WHAT YOU WILL DO >> Type out every line below exactly as it reads.
== PROVIDED ENTRIES
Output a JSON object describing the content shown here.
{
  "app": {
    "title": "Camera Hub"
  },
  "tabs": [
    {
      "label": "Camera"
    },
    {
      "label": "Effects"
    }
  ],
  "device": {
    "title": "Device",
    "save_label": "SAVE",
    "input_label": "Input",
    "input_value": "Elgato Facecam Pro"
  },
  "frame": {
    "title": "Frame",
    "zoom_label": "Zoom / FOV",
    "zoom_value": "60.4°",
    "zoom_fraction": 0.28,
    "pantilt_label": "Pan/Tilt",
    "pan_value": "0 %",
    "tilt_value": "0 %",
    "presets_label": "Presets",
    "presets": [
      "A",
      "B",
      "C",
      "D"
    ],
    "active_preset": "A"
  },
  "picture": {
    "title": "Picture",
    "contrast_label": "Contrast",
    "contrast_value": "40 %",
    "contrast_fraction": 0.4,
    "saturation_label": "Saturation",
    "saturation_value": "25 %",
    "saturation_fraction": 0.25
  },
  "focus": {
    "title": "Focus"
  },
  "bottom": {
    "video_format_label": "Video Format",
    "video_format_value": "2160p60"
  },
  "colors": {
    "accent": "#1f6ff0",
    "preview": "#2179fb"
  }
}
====
ANSWER TO THIS TASK >>
Output a JSON object describing the content shown here.
{
  "app": {
    "title": "Camera Hub"
  },
  "tabs": [
    {
      "label": "Camera"
    },
    {
      "label": "Effects"
    }
  ],
  "device": {
    "title": "Device",
    "save_label": "SAVE",
    "input_label": "Input",
    "input_value": "Elgato Facecam Pro"
  },
  "frame": {
    "title": "Frame",
    "zoom_label": "Zoom / FOV",
    "zoom_value": "60.4°",
    "zoom_fraction": 0.28,
    "pantilt_label": "Pan/Tilt",
    "pan_value": "0 %",
    "tilt_value": "0 %",
    "presets_label": "Presets",
    "presets": [
      "A",
      "B",
      "C",
      "D"
    ],
    "active_preset": "A"
  },
  "picture": {
    "title": "Picture",
    "contrast_label": "Contrast",
    "contrast_value": "40 %",
    "contrast_fraction": 0.4,
    "saturation_label": "Saturation",
    "saturation_value": "25 %",
    "saturation_fraction": 0.25
  },
  "focus": {
    "title": "Focus"
  },
  "bottom": {
    "video_format_label": "Video Format",
    "video_format_value": "2160p60"
  },
  "colors": {
    "accent": "#1f6ff0",
    "preview": "#2179fb"
  }
}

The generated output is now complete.